The Big Stage of the Final Table
At the final table, Yachou doubled up a few times and worked his way to the final three as one by one his opponents were eliminated. Then, Michael "The Grinder" Mizrachi fell in third place, and it was time for Yachou to battle with another European in Vlad Darie. It was here, in this heads-up battle, that Yachou felt his ability to read an opponent really shone through.
"Looking at [Vlad], it was a mind game," Yachou said. "On the last hand, he called me with king high. I made him a little bit crazy because first he made a bet and I raised him, making a big bet, but then I went down again, so he was thinking I was bluffing or something, or I was scared, I don't know what he was thinking. I didn't want him to check and maybe he has a pair or something, so I pushed him all in. I knew he wasn't going to believe I had something. I went in with an ace and I trapped him, he was trapped. I was hoping on his aggression.
"I became more aggressive. It was my game. I knew when he had something, and I knew when he didn't have something."
It was on that final hand that Yachou's full house earned him the title. And yes, he did get Darie to call all in for his tournament life with king high on the river of a double-paired board, a mistake that ended his run in second place and gave Yachou the victory.

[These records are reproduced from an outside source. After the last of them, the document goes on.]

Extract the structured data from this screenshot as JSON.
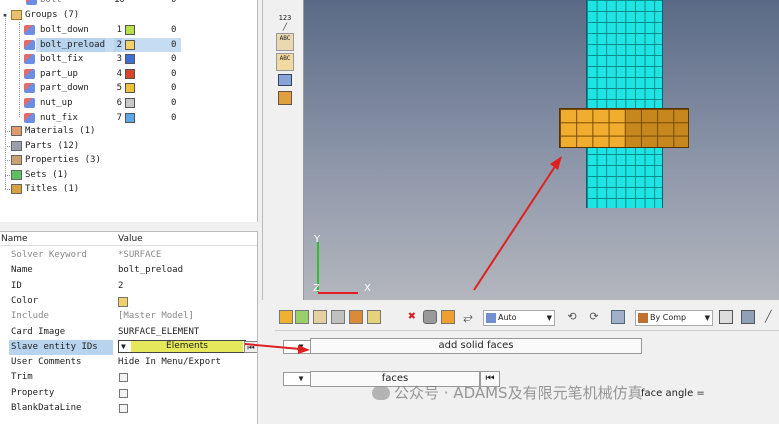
{
  "tree": {
    "partial_top": {
      "label": "bolt",
      "id": "10",
      "zero": "0"
    },
    "groups_header": "Groups (7)",
    "groups": [
      {
        "label": "bolt_down",
        "id": "1",
        "color": "#b7e04a",
        "zero": "0"
      },
      {
        "label": "bolt_preload",
        "id": "2",
        "color": "#f3cf6a",
        "zero": "0",
        "selected": true
      },
      {
        "label": "bolt_fix",
        "id": "3",
        "color": "#3f6fd1",
        "zero": "0"
      },
      {
        "label": "part_up",
        "id": "4",
        "color": "#d8432b",
        "zero": "0"
      },
      {
        "label": "part_down",
        "id": "5",
        "color": "#f0c03a",
        "zero": "0"
      },
      {
        "label": "nut_up",
        "id": "6",
        "color": "#c8c8c8",
        "zero": "0"
      },
      {
        "label": "nut_fix",
        "id": "7",
        "color": "#5fa7e8",
        "zero": "0"
      }
    ],
    "collections": [
      {
        "label": "Materials (1)"
      },
      {
        "label": "Parts (12)"
      },
      {
        "label": "Properties (3)"
      },
      {
        "label": "Sets (1)"
      },
      {
        "label": "Titles (1)"
      }
    ]
  },
  "props": {
    "header_name": "Name",
    "header_value": "Value",
    "rows": [
      {
        "name": "Solver Keyword",
        "value": "*SURFACE",
        "muted": true
      },
      {
        "name": "Name",
        "value": "bolt_preload"
      },
      {
        "name": "ID",
        "value": "2"
      },
      {
        "name": "Color",
        "value": ""
      },
      {
        "name": "Include",
        "value": "[Master Model]",
        "muted": true
      },
      {
        "name": "Card Image",
        "value": "SURFACE_ELEMENT"
      },
      {
        "name": "Slave entity IDs",
        "value": ""
      },
      {
        "name": "User Comments",
        "value": "Hide In Menu/Export"
      },
      {
        "name": "Trim",
        "value": ""
      },
      {
        "name": "Property",
        "value": ""
      },
      {
        "name": "BlankDataLine",
        "value": ""
      }
    ],
    "slave_dropdown": "Elements",
    "first_btn": "⏮"
  },
  "vtoolbar": {
    "btn1": "123",
    "btn3": "ABC",
    "btn4": "ABC"
  },
  "viewport": {
    "axis_y": "Y",
    "axis_x": "X",
    "axis_z": "Z"
  },
  "htoolbar": {
    "auto_label": "Auto",
    "bycomp_label": "By Comp"
  },
  "bottom": {
    "dd1": "▼",
    "add_solid_faces": "add solid faces",
    "dd2": "▼",
    "faces_label": "faces",
    "faces_first": "⏮",
    "face_angle": "face angle ="
  },
  "watermark": "公众号 · ADAMS及有限元笔机械仿真",
  "colors": {
    "bolt": "#1ee5e3",
    "nut": "#f0ad2f",
    "arrow": "#e02020"
  }
}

"I think that when I got the chips, nobody had a chance," Yachou confidently said about the final table. "That's my opinion. Against me, when I got the chips, nobody had the chance because there were a few lower stacks and other guys were bullying them. Then one went out, then another, and another. And what they don't know is that I'm very strong when I play with only two or three guys, because I know a little bit on how they were playing. I started playing slow so I could push at the end, and it went well. I did the same in Amsterdam. I let them think that I don't bluff, I let them think that I only play top hands, but when it came down to it, it was my game."
"The times have changed, and poker is not as booming anymore in the Netherlands, but it's amazing to see that Farid stuck with it," Rinkema added. "Seeing him take this down is just another reminder that poker is a game for everyone, and that it's anyone's game again in the next big event. That's the beauty of the game, and I'm very happy for Farid."

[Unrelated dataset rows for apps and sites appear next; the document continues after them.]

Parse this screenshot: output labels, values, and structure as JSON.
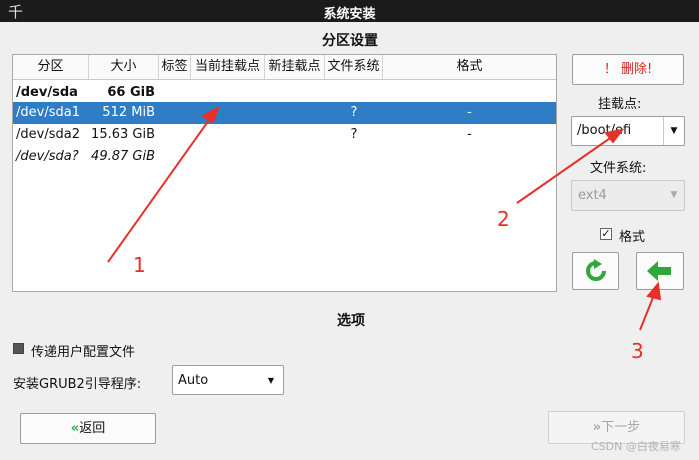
{
  "window": {
    "title": "系统安装",
    "menu_glyph": "千"
  },
  "partition_section": {
    "title": "分区设置"
  },
  "table": {
    "headers": [
      "分区",
      "大小",
      "标签",
      "当前挂载点",
      "新挂载点",
      "文件系统",
      "格式"
    ],
    "rows": [
      {
        "partition": "/dev/sda",
        "size": "66 GiB",
        "label": "",
        "current_mount": "",
        "new_mount": "",
        "fs": "",
        "format": "",
        "style": "bold"
      },
      {
        "partition": "/dev/sda1",
        "size": "512 MiB",
        "label": "",
        "current_mount": "",
        "new_mount": "",
        "fs": "?",
        "format": "-",
        "style": "selected"
      },
      {
        "partition": "/dev/sda2",
        "size": "15.63 GiB",
        "label": "",
        "current_mount": "",
        "new_mount": "",
        "fs": "?",
        "format": "-",
        "style": "normal"
      },
      {
        "partition": "/dev/sda?",
        "size": "49.87 GiB",
        "label": "",
        "current_mount": "",
        "new_mount": "",
        "fs": "",
        "format": "",
        "style": "italic"
      }
    ]
  },
  "right_panel": {
    "delete_label": "！ 删除!",
    "mount_label": "挂载点:",
    "mount_value": "/boot/efi",
    "fs_label": "文件系统:",
    "fs_value": "ext4",
    "format_label": "格式",
    "format_checked": "✓"
  },
  "options": {
    "title": "选项",
    "pass_user_config": "传递用户配置文件",
    "grub_label": "安装GRUB2引导程序:",
    "grub_value": "Auto"
  },
  "nav": {
    "back_label": "返回",
    "back_icon": "«",
    "next_label": "下一步",
    "next_icon": "»"
  },
  "annotations": {
    "n1": "1",
    "n2": "2",
    "n3": "3"
  },
  "watermark": "CSDN @白夜易寒",
  "colors": {
    "selection": "#2f7dc5",
    "delete_text": "#e02020",
    "action_green": "#2fa83a",
    "annotation": "#e8302a"
  }
}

"His story reads like a fairytale come true, just like the World Series of Poker intro on ESPN," said Frank Op de Woerd, editor for PokerNews.NL. "Really, I had never heard of him before last year's inaugural WPT Amsterdam, and haven't really heard from him ever since. I didn't see him play major events all of the sudden, and I didn't see him play high stakes online, as far as I know. His HendonMob only reads to cashes; both WPT wins.
Now, with two big WPT wins, we should be seeing a bit more of Yachou around the world of poker, even if poker isn't his nine-to-five gig.
"I'm a businessman," Yachou said when asked what his profession is. "Everywhere where money is, I'm there. This moment, because this year I took it a little bit slow, I rented a few apartments and I have a cafeteria."
With nearly $400,000 in his pocket and a bunch of additional prizes, including a 2016 Corvette, courtesy of Monster, the event's official sponsor, it could be time for Yachou to pick up a couple more apartments to rent out or expand his cafeteria.
"What can I say?” he said when asked about the additional prizes he won. "I love watches, and Hublot did something really, really good. The car is something amazing. I've never seen a tournament giving a car away. It's amazing. The other stuff, what can I say about Monster, it's all nice. I took my Monster headphones from Amsterdam, because I like to hear the sound they have. It's not like the others. I've happy with all the stuff."
*Photos courtesy of the WPT.